Each entry below is to be copied verbatim.

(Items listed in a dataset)
• • • • • • •
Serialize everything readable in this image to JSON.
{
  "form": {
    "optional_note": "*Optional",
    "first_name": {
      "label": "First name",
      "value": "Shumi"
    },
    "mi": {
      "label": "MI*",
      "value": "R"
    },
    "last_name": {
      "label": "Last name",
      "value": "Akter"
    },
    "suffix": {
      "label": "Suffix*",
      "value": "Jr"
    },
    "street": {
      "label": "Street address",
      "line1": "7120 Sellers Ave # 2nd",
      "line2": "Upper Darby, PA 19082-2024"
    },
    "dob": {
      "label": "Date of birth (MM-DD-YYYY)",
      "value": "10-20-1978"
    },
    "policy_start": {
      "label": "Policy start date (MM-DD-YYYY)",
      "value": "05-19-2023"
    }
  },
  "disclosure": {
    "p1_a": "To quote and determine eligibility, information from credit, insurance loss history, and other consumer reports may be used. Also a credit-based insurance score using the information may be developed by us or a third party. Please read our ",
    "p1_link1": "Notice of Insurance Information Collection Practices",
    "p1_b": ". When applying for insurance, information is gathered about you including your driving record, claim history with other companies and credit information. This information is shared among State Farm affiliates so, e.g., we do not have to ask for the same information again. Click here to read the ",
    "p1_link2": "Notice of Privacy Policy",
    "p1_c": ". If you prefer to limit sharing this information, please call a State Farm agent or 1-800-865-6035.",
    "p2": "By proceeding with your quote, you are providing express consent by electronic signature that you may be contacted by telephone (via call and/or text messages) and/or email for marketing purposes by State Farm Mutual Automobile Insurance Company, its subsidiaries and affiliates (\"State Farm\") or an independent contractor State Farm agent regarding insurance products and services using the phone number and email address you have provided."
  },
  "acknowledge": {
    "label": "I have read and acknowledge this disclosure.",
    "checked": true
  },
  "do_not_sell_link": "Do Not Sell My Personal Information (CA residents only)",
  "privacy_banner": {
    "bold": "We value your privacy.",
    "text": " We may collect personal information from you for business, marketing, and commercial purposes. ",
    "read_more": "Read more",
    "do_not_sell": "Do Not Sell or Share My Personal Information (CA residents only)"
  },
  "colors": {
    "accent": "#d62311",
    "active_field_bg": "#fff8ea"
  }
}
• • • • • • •
* **Task result**
Serialize everything readable in this image to JSON.
{
  "form": {
    "optional_note": "*Optional",
    "first_name": {
      "label": "First name",
      "value": "Shumi"
    },
    "mi": {
      "label": "MI*",
      "value": "R"
    },
    "last_name": {
      "label": "Last name",
      "value": "Akter"
    },
    "suffix": {
      "label": "Suffix*",
      "value": "Jr"
    },
    "street": {
      "label": "Street address",
      "line1": "7120 Sellers Ave # 2nd",
      "line2": "Upper Darby, PA 19082-2024"
    },
    "dob": {
      "label": "Date of birth (MM-DD-YYYY)",
      "value": "10-20-1978"
    },
    "policy_start": {
      "label": "Policy start date (MM-DD-YYYY)",
      "value": "05-19-2023"
    }
  },
  "disclosure": {
    "p1_a": "To quote and determine eligibility, information from credit, insurance loss history, and other consumer reports may be used. Also a credit-based insurance score using the information may be developed by us or a third party. Please read our ",
    "p1_link1": "Notice of Insurance Information Collection Practices",
    "p1_b": ". When applying for insurance, information is gathered about you including your driving record, claim history with other companies and credit information. This information is shared among State Farm affiliates so, e.g., we do not have to ask for the same information again. Click here to read the ",
    "p1_link2": "Notice of Privacy Policy",
    "p1_c": ". If you prefer to limit sharing this information, please call a State Farm agent or 1-800-865-6035.",
    "p2": "By proceeding with your quote, you are providing express consent by electronic signature that you may be contacted by telephone (via call and/or text messages) and/or email for marketing purposes by State Farm Mutual Automobile Insurance Company, its subsidiaries and affiliates (\"State Farm\") or an independent contractor State Farm agent regarding insurance products and services using the phone number and email address you have provided."
  },
  "acknowledge": {
    "label": "I have read and acknowledge this disclosure.",
    "checked": true
  },
  "do_not_sell_link": "Do Not Sell My Personal Information (CA residents only)",
  "privacy_banner": {
    "bold": "We value your privacy.",
    "text": " We may collect personal information from you for business, marketing, and commercial purposes. ",
    "read_more": "Read more",
    "do_not_sell": "Do Not Sell or Share My Personal Information (CA residents only)"
  },
  "colors": {
    "accent": "#d62311",
    "active_field_bg": "#fff8ea"
  }
}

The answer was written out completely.